I was holding back on upgrading my ChatGPT account to a paid version until this past week. A podcast contrasting GPT 3.5 to GPT 4 was the tipping point. Vast improvements lie ahead. For me, improved AI-assisted writing was the place to start. It was an easy place to assess how creative it could be, how close to emulating human communication it could come.
At Point of Reference, we don’t produce the conventional one-page customer case studies. Or, as ChatGPT would describe these pieces: “meticulously curated and professionally enhanced customer case studies, optimized for brand alignment and audience engagement.” It turns out that our buyers, customer marketers, rarely downloaded case studies from our website. Go figure! We make more in-depth, organic (a.k.a. unvarnished) customer interviews available on our website on the Our Advocates page. One of these interviews, featuring Colette Chavalia of Databricks, was used as the source content for GPT 4 to do its magic. Here’s the process I followed to get to the end result:
- My first (of many) prompts was to “write a 500-word customer case study using this interview transcript.” For comparison, you can see the original transcript, as well as the finished product (no formatting, just copy).
- I learned, when working with different interview transcripts, that GPT 4 has a prompt limit of 2,048 characters. If your transcripts are longer than that, just start with the first 2,048 characters, and regenerate a response.
- You can copy the next 2,048 characters and tell it to “incorporate this additional copy into the case study.” Then repeat as often as needed.
- Not only will the additional content result in different versions, the Regenerate button will produce different flavors of the same information. You could literally do this all day long since there’s something you’ll like about one version, but not another. Same goes for specific things you don’t like.
- Some of the word choices used to summarize benefits and challenges were quite good, and different from what I would have come up with. Loved that.
- Each iteration highlighted different aspects of the interview and even used different headings and groupings. So I picked what I wanted and gave it prompts with specific inclusions and exclusions. It effortlessly kept track of it’s history, which was impressive. A “longer memory” is one of the key improvements in GPT 4.
- After a few rounds, I realized that GPT hadn’t used many customer quotes, which in our opinion, are the best, most authentic part of any customer story. So, I prompted it to “include as many compelling quotes as possible, “while keeping to the word count limit of 550.” I gave it a bit more space to work with.

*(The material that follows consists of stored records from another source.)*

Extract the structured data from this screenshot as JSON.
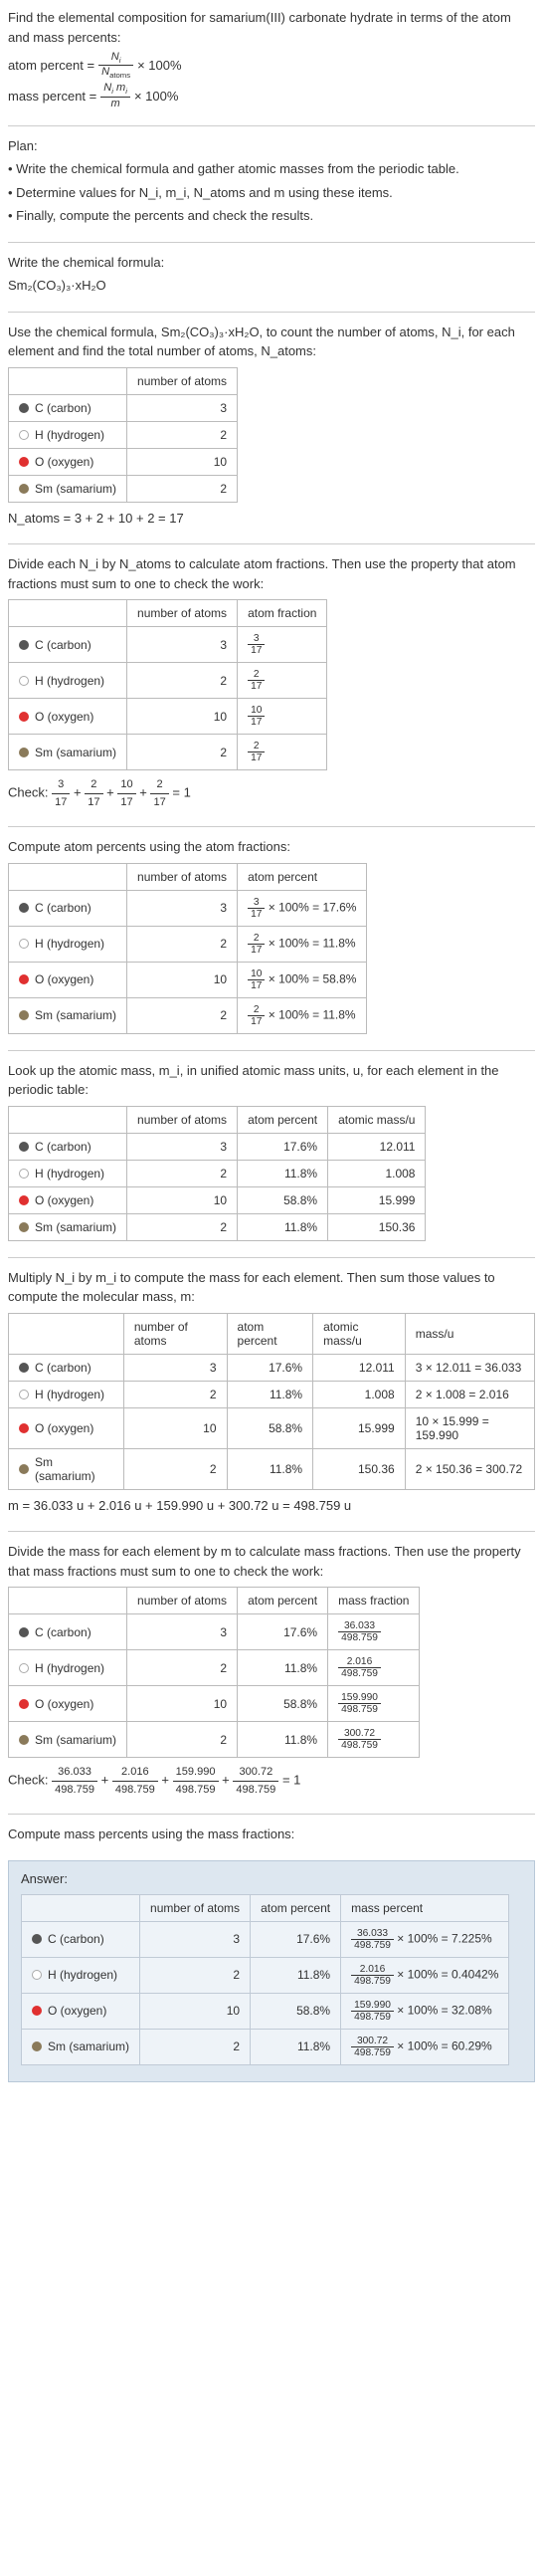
{
  "intro": {
    "line1": "Find the elemental composition for samarium(III) carbonate hydrate in terms of the atom and mass percents:",
    "atom_pct_label": "atom percent =",
    "atom_pct_rhs": "× 100%",
    "atom_pct_num": "N_i",
    "atom_pct_den": "N_atoms",
    "mass_pct_label": "mass percent =",
    "mass_pct_rhs": "× 100%",
    "mass_pct_num": "N_i m_i",
    "mass_pct_den": "m"
  },
  "plan": {
    "heading": "Plan:",
    "b1": "• Write the chemical formula and gather atomic masses from the periodic table.",
    "b2": "• Determine values for N_i, m_i, N_atoms and m using these items.",
    "b3": "• Finally, compute the percents and check the results."
  },
  "write_formula": {
    "heading": "Write the chemical formula:",
    "formula": "Sm₂(CO₃)₃·xH₂O"
  },
  "count_atoms": {
    "text": "Use the chemical formula, Sm₂(CO₃)₃·xH₂O, to count the number of atoms, N_i, for each element and find the total number of atoms, N_atoms:",
    "col_num": "number of atoms",
    "rows": [
      {
        "el": "C (carbon)",
        "n": "3"
      },
      {
        "el": "H (hydrogen)",
        "n": "2"
      },
      {
        "el": "O (oxygen)",
        "n": "10"
      },
      {
        "el": "Sm (samarium)",
        "n": "2"
      }
    ],
    "total": "N_atoms = 3 + 2 + 10 + 2 = 17"
  },
  "atom_fractions": {
    "text": "Divide each N_i by N_atoms to calculate atom fractions. Then use the property that atom fractions must sum to one to check the work:",
    "col_num": "number of atoms",
    "col_frac": "atom fraction",
    "rows": [
      {
        "el": "C (carbon)",
        "n": "3",
        "fnum": "3",
        "fden": "17"
      },
      {
        "el": "H (hydrogen)",
        "n": "2",
        "fnum": "2",
        "fden": "17"
      },
      {
        "el": "O (oxygen)",
        "n": "10",
        "fnum": "10",
        "fden": "17"
      },
      {
        "el": "Sm (samarium)",
        "n": "2",
        "fnum": "2",
        "fden": "17"
      }
    ],
    "check_label": "Check:",
    "check_expr": "3/17 + 2/17 + 10/17 + 2/17 = 1"
  },
  "atom_percents": {
    "text": "Compute atom percents using the atom fractions:",
    "col_num": "number of atoms",
    "col_pct": "atom percent",
    "rows": [
      {
        "el": "C (carbon)",
        "n": "3",
        "fnum": "3",
        "fden": "17",
        "pct": "17.6%"
      },
      {
        "el": "H (hydrogen)",
        "n": "2",
        "fnum": "2",
        "fden": "17",
        "pct": "11.8%"
      },
      {
        "el": "O (oxygen)",
        "n": "10",
        "fnum": "10",
        "fden": "17",
        "pct": "58.8%"
      },
      {
        "el": "Sm (samarium)",
        "n": "2",
        "fnum": "2",
        "fden": "17",
        "pct": "11.8%"
      }
    ]
  },
  "atomic_mass": {
    "text": "Look up the atomic mass, m_i, in unified atomic mass units, u, for each element in the periodic table:",
    "col_num": "number of atoms",
    "col_pct": "atom percent",
    "col_mass": "atomic mass/u",
    "rows": [
      {
        "el": "C (carbon)",
        "n": "3",
        "pct": "17.6%",
        "m": "12.011"
      },
      {
        "el": "H (hydrogen)",
        "n": "2",
        "pct": "11.8%",
        "m": "1.008"
      },
      {
        "el": "O (oxygen)",
        "n": "10",
        "pct": "58.8%",
        "m": "15.999"
      },
      {
        "el": "Sm (samarium)",
        "n": "2",
        "pct": "11.8%",
        "m": "150.36"
      }
    ]
  },
  "mass_each": {
    "text": "Multiply N_i by m_i to compute the mass for each element. Then sum those values to compute the molecular mass, m:",
    "col_num": "number of atoms",
    "col_pct": "atom percent",
    "col_mass": "atomic mass/u",
    "col_massu": "mass/u",
    "rows": [
      {
        "el": "C (carbon)",
        "n": "3",
        "pct": "17.6%",
        "m": "12.011",
        "calc": "3 × 12.011 = 36.033"
      },
      {
        "el": "H (hydrogen)",
        "n": "2",
        "pct": "11.8%",
        "m": "1.008",
        "calc": "2 × 1.008 = 2.016"
      },
      {
        "el": "O (oxygen)",
        "n": "10",
        "pct": "58.8%",
        "m": "15.999",
        "calc": "10 × 15.999 = 159.990"
      },
      {
        "el": "Sm (samarium)",
        "n": "2",
        "pct": "11.8%",
        "m": "150.36",
        "calc": "2 × 150.36 = 300.72"
      }
    ],
    "total": "m = 36.033 u + 2.016 u + 159.990 u + 300.72 u = 498.759 u"
  },
  "mass_fractions": {
    "text": "Divide the mass for each element by m to calculate mass fractions. Then use the property that mass fractions must sum to one to check the work:",
    "col_num": "number of atoms",
    "col_pct": "atom percent",
    "col_mf": "mass fraction",
    "rows": [
      {
        "el": "C (carbon)",
        "n": "3",
        "pct": "17.6%",
        "fnum": "36.033",
        "fden": "498.759"
      },
      {
        "el": "H (hydrogen)",
        "n": "2",
        "pct": "11.8%",
        "fnum": "2.016",
        "fden": "498.759"
      },
      {
        "el": "O (oxygen)",
        "n": "10",
        "pct": "58.8%",
        "fnum": "159.990",
        "fden": "498.759"
      },
      {
        "el": "Sm (samarium)",
        "n": "2",
        "pct": "11.8%",
        "fnum": "300.72",
        "fden": "498.759"
      }
    ],
    "check_label": "Check:",
    "check_parts": [
      {
        "num": "36.033",
        "den": "498.759"
      },
      {
        "num": "2.016",
        "den": "498.759"
      },
      {
        "num": "159.990",
        "den": "498.759"
      },
      {
        "num": "300.72",
        "den": "498.759"
      }
    ],
    "check_eq": "= 1"
  },
  "mass_percents": {
    "text": "Compute mass percents using the mass fractions:"
  },
  "answer": {
    "label": "Answer:",
    "col_num": "number of atoms",
    "col_pct": "atom percent",
    "col_mpct": "mass percent",
    "rows": [
      {
        "el": "C (carbon)",
        "n": "3",
        "pct": "17.6%",
        "fnum": "36.033",
        "fden": "498.759",
        "res": "100% = 7.225%"
      },
      {
        "el": "H (hydrogen)",
        "n": "2",
        "pct": "11.8%",
        "fnum": "2.016",
        "fden": "498.759",
        "res": "100% = 0.4042%"
      },
      {
        "el": "O (oxygen)",
        "n": "10",
        "pct": "58.8%",
        "fnum": "159.990",
        "fden": "498.759",
        "res": "100% = 32.08%"
      },
      {
        "el": "Sm (samarium)",
        "n": "2",
        "pct": "11.8%",
        "fnum": "300.72",
        "fden": "498.759",
        "res": "100% = 60.29%"
      }
    ]
  },
  "labels": {
    "c": "C (carbon)",
    "h": "H (hydrogen)",
    "o": "O (oxygen)",
    "sm": "Sm (samarium)",
    "times100": "× 100% =",
    "plus": " + "
  },
  "chart_data": {
    "type": "table",
    "title": "Elemental composition of Sm2(CO3)3·xH2O",
    "elements": [
      "C",
      "H",
      "O",
      "Sm"
    ],
    "number_of_atoms": [
      3,
      2,
      10,
      2
    ],
    "N_atoms_total": 17,
    "atom_fraction_num": [
      3,
      2,
      10,
      2
    ],
    "atom_fraction_den": 17,
    "atom_percent": [
      17.6,
      11.8,
      58.8,
      11.8
    ],
    "atomic_mass_u": [
      12.011,
      1.008,
      15.999,
      150.36
    ],
    "mass_u": [
      36.033,
      2.016,
      159.99,
      300.72
    ],
    "m_total_u": 498.759,
    "mass_fraction_num": [
      36.033,
      2.016,
      159.99,
      300.72
    ],
    "mass_fraction_den": 498.759,
    "mass_percent": [
      7.225,
      0.4042,
      32.08,
      60.29
    ]
  }
}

- Ultimately, I got something that was 90% to my personal and highly subjective satisfaction. There were still some parts that weren’t quite right, but it brought me to a good starting point for my final editing process.
Did it save time? Actually, it took longer than I expected to get to that “last mile” version, but I’m sure it gets faster as you learn how best to interact with ChatGPT for specific needs. One thing I didn’t try this time around was to prompt it to emulate a writing style. This could be based on other similar documents written in a desirable way, or some well-known author, or actor for that matter. The possibilities are endless.
What’s really important, at least to me, is that AI-supported copy doesn’t become generic, predictable business-speak. That just won’t achieve the level of engagement that unexpected, interesting, thought or emotion-provoking copy can. Of course, this can happen if there is no AI involved at all, so keep that in mind when comparing the “authors.”
To get to a happy place with GPT 4, it needs a fair amount of human guidance. Definitely not a one-and-done affair. And keep in mind, this is THE most mature generative AI technology available. And for only $20 per month. That’s mind-boggling.
Over time I could envision making a list of likes and dislikes, guidelines for consistency, and including that in a prompt used early in the copy generating process. That would save time by eliminating some of the iterations. The leap from the 3.5 to 4 model was, I heard on that podcast, like going from a bee to a squirrel’s brain size. Not sure exactly how that comparison is made, but it seems substantial on the surface. Makes me wonder what surprises are ahead for version 5, 6 and beyond. When will the brain be bigger than a human’s, and what brain is that!?
I hope this gives you some ideas, whether you’re still on the fence, or already using AI for writing. If you’ve been using GPT 4 for this purpose, what’s your experience been? Any tips for maximizing the efficiency of the process and getting what you consider high quality?